If you haven’t figured it out, general blogging about your life can be a giant time-suck. Please look at the title of this blog. I am making no apologies for not being a famous blogger. I have other online projects that I keep focused on particular niches. I don’t necessarily “blog” on all of them. This is my own little playground and I don’t expect to get famous for it. I hope that visitors find these posts useful, but I really just needed a space where I can let loose a bit. I’ve spent several years building niche sites and other online properties without really doing anything indulgent like this. Welcome, but if you don’t like it, you’ll just have to deal with it. If you made it through the post about my obnoxious neighbor unscathed, you’ll do OK.
A lot of folks look at the A-list bloggers and figure that they want to do what they are doing. These people deserve kudos for at least having an inkling of what they want to do with their lives, but they have most likely drunk too deeply from the giant pitcher of Kool-Aid set out by A-listers. The problem is, the top dogs are there because they got in early and already had either writing experience or a following when they started. Granted, some of them are truly gifted writers, but some of their advice ignores the fact that you have to have a purpose for your blog. It can’t all be pointless drivel. The painful truth is that no one wants to hear about your boring day to day life, unless you’ve got a good hook that relates it to them. They don’t want to hear about mine either if I’m just going to spend time complaining about things. There has to be some benefit for readers. There needs to be some reason for them to want to bother reading what you have to share. They are trading their valuable time. If you just piss it away, they’ll never come back.

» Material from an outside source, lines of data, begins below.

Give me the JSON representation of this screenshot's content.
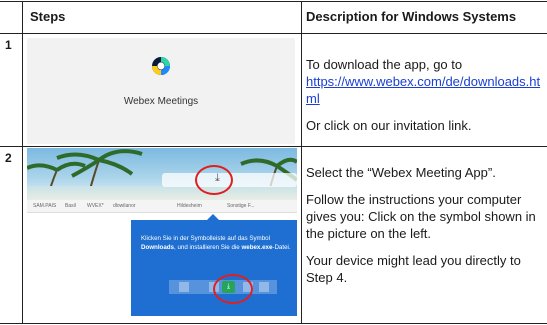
{
  "table": {
    "header": {
      "steps": "Steps",
      "description": "Description for Windows Systems"
    },
    "rows": [
      {
        "number": "1",
        "image_caption": "Webex Meetings",
        "text_intro": "To download the app, go to",
        "link": "https://www.webex.com/de/downloads.html",
        "text_alt": "Or click on our invitation link."
      },
      {
        "number": "2",
        "p1": "Select the “Webex Meeting App”.",
        "p2": "Follow the instructions your computer gives you: Click on the symbol shown in the picture on the left.",
        "p3": "Your device might lead you directly to Step 4."
      }
    ]
  },
  "screenshot": {
    "popup_text_1": "Klicken Sie in der Symbolleiste auf das Symbol ",
    "popup_bold_1": "Downloads",
    "popup_text_2": ", und installieren Sie die ",
    "popup_bold_2": "webex.exe",
    "popup_text_3": "-Datei.",
    "bookmarks": [
      "SAM.PAIS",
      "Basil",
      "WVEX*",
      "dlowilanor",
      "Hildesheim",
      "Sonstige F..."
    ]
  },
  "colors": {
    "accent_blue": "#1e6fd1",
    "link": "#1a3fd1",
    "highlight_circle": "#e02020"
  }
}
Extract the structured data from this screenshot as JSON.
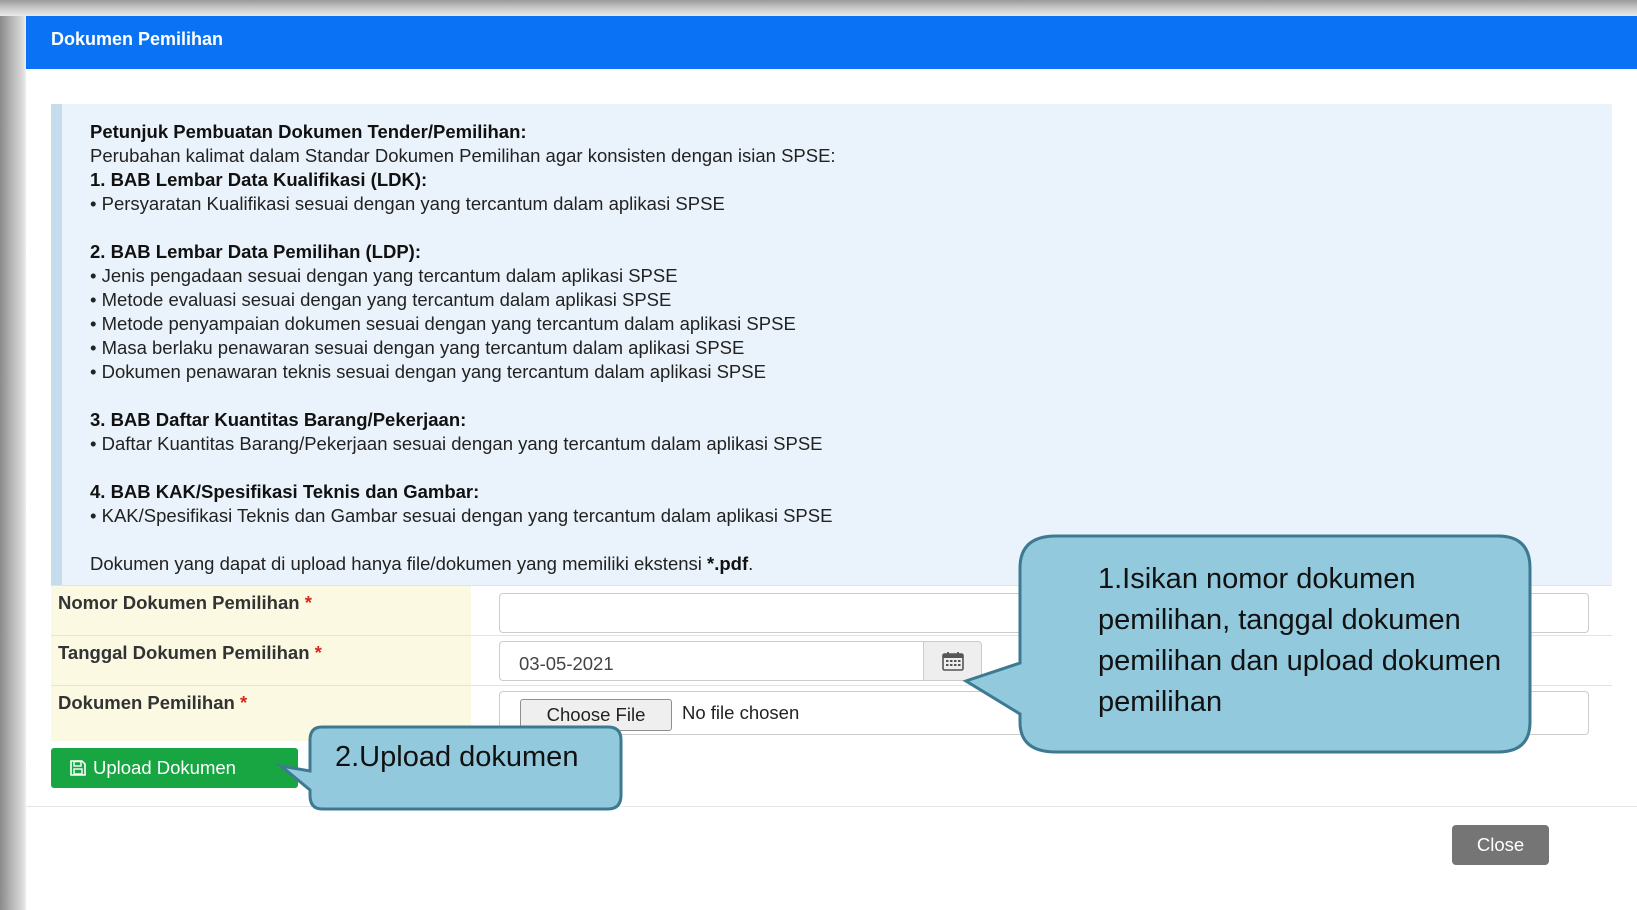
{
  "dialog": {
    "title": "Dokumen Pemilihan"
  },
  "instructions": {
    "heading": "Petunjuk Pembuatan Dokumen Tender/Pemilihan:",
    "intro": "Perubahan kalimat dalam Standar Dokumen Pemilihan agar konsisten dengan isian SPSE:",
    "sections": [
      {
        "title": "1. BAB Lembar Data Kualifikasi (LDK):",
        "items": [
          "• Persyaratan Kualifikasi sesuai dengan yang tercantum dalam aplikasi SPSE"
        ]
      },
      {
        "title": "2. BAB Lembar Data Pemilihan (LDP):",
        "items": [
          "• Jenis pengadaan sesuai dengan yang tercantum dalam aplikasi SPSE",
          "• Metode evaluasi sesuai dengan yang tercantum dalam aplikasi SPSE",
          "• Metode penyampaian dokumen sesuai dengan yang tercantum dalam aplikasi SPSE",
          "• Masa berlaku penawaran sesuai dengan yang tercantum dalam aplikasi SPSE",
          "• Dokumen penawaran teknis sesuai dengan yang tercantum dalam aplikasi SPSE"
        ]
      },
      {
        "title": "3. BAB Daftar Kuantitas Barang/Pekerjaan:",
        "items": [
          "• Daftar Kuantitas Barang/Pekerjaan sesuai dengan yang tercantum dalam aplikasi SPSE"
        ]
      },
      {
        "title": "4. BAB KAK/Spesifikasi Teknis dan Gambar:",
        "items": [
          "• KAK/Spesifikasi Teknis dan Gambar sesuai dengan yang tercantum dalam aplikasi SPSE"
        ]
      }
    ],
    "note_prefix": "Dokumen yang dapat di upload hanya file/dokumen yang memiliki ekstensi ",
    "note_ext": "*.pdf",
    "note_suffix": "."
  },
  "form": {
    "nomor": {
      "label": "Nomor Dokumen Pemilihan",
      "required_mark": "*",
      "value": ""
    },
    "tanggal": {
      "label": "Tanggal Dokumen Pemilihan",
      "required_mark": "*",
      "value": "03-05-2021",
      "icon": "calendar-icon"
    },
    "dokumen": {
      "label": "Dokumen Pemilihan",
      "required_mark": "*",
      "button_label": "Choose File",
      "status": "No file chosen"
    }
  },
  "actions": {
    "upload_label": "Upload Dokumen",
    "upload_icon": "save-icon",
    "close_label": "Close"
  },
  "callouts": {
    "step1": "1.Isikan nomor dokumen pemilihan, tanggal dokumen pemilihan dan upload dokumen pemilihan",
    "step2": "2.Upload dokumen"
  },
  "colors": {
    "header": "#0a72f5",
    "upload_button": "#18a642",
    "close_button": "#757575",
    "callout_fill": "#92c9dc",
    "callout_border": "#3d7a92",
    "required": "#d9261c"
  }
}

My friend Robert knows that I have been making some money by building websites. He told me that he wants to find a blogging job. Good luck with that. If a company wants to start a blog, I’m sure they can find someone on the inside of the company to do it as part of their current daily workload. I don’t really think that “blogging jobs” exist in the form that Robert wants. He wants someone to pay him to stay home and blog for them. Bad news, writers are a dime a dozen. Now Robert could certainly go ahead and start his own blog, but when he does, it should be after he learns about keyword research and performs some due diligence on his topic of choice. I’m sure I’ll write more about that at some point, but keyword research is more than a one paragraph topic. The short version, and my point is, I think most companies could get a mid level management person to write one or two serviceable company blog posts per week without having to pay them anything extra.
How about you? I’m guessing that if you happened to find this post, you were probably looking for something about blogging. Are you a paid blogger? Do you work in a place that offers a paid blogging position? I’d love to hear about it! Please comment below and share your experience!